==== Material for this exercise ====

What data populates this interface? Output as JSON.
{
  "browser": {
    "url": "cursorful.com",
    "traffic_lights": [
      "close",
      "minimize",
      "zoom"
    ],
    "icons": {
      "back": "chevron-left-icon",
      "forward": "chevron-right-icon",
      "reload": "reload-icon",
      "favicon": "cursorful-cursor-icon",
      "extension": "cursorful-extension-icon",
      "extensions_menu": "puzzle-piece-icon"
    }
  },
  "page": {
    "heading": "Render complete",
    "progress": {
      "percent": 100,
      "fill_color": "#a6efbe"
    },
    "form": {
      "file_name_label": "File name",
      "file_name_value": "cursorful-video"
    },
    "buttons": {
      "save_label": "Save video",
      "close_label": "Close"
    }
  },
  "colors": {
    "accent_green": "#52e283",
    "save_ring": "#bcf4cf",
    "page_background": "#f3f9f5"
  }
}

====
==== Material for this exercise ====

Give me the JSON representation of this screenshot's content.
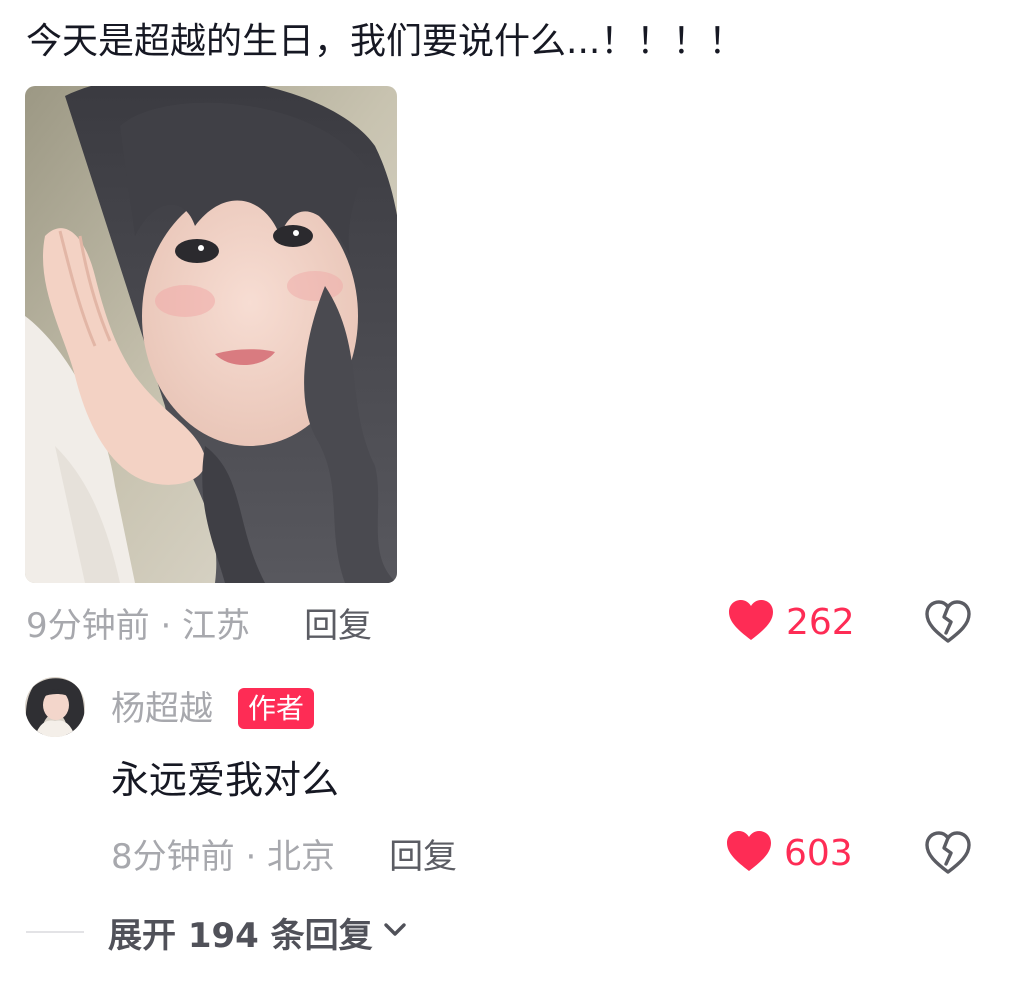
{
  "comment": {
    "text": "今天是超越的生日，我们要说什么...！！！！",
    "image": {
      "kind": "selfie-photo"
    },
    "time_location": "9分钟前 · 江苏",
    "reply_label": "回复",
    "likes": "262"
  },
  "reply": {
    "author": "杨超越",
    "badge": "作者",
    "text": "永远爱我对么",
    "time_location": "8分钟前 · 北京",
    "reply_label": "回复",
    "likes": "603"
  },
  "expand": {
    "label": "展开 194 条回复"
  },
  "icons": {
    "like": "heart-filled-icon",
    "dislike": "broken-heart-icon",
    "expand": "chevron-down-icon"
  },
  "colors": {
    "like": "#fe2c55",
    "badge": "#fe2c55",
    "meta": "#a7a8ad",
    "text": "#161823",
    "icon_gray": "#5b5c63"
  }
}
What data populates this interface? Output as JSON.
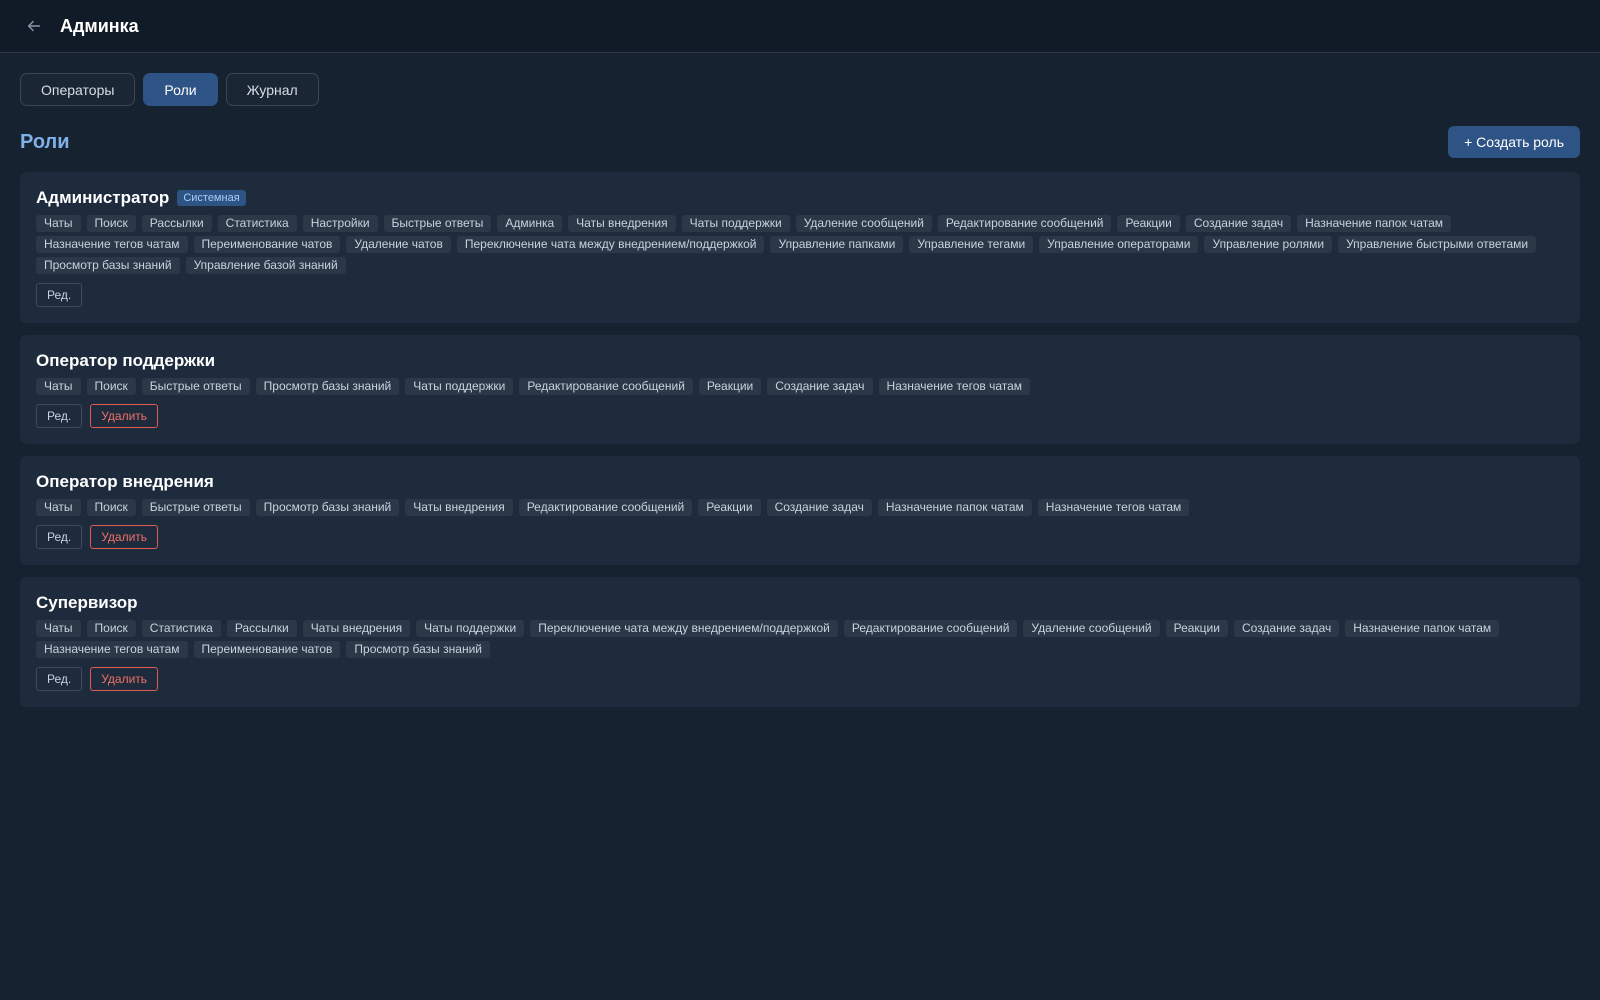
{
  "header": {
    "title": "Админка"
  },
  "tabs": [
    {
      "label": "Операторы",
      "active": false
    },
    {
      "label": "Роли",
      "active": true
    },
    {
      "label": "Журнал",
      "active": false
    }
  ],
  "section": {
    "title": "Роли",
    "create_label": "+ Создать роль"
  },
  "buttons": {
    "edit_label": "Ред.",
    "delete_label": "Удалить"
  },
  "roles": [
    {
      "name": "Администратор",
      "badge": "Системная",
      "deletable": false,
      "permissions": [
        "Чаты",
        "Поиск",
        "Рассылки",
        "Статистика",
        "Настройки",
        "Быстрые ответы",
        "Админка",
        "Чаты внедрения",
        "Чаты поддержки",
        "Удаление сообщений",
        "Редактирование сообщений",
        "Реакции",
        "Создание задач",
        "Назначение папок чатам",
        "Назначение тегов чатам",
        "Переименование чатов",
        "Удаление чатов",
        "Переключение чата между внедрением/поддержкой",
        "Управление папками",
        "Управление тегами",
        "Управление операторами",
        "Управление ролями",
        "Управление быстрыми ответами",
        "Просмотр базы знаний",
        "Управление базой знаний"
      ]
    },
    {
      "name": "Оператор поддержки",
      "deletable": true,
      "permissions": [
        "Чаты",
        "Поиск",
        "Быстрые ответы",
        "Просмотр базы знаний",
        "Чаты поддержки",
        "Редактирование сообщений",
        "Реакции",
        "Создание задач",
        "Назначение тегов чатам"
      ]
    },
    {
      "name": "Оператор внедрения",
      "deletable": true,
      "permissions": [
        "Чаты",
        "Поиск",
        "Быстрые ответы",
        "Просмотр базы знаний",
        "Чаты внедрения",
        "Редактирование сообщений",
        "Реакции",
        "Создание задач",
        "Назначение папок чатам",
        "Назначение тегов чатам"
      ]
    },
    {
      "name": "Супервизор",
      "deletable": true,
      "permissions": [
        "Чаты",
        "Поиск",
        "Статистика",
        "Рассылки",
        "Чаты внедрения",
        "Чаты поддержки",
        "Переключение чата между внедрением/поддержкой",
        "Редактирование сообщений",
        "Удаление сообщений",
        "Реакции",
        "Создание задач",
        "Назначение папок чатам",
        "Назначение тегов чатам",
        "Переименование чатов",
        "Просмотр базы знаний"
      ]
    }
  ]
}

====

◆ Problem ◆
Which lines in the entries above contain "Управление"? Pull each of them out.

◆ Written reply ◆
        "Управление папками",
        "Управление тегами",
        "Управление операторами",
        "Управление ролями",
        "Управление быстрыми ответами",
        "Управление базой знаний"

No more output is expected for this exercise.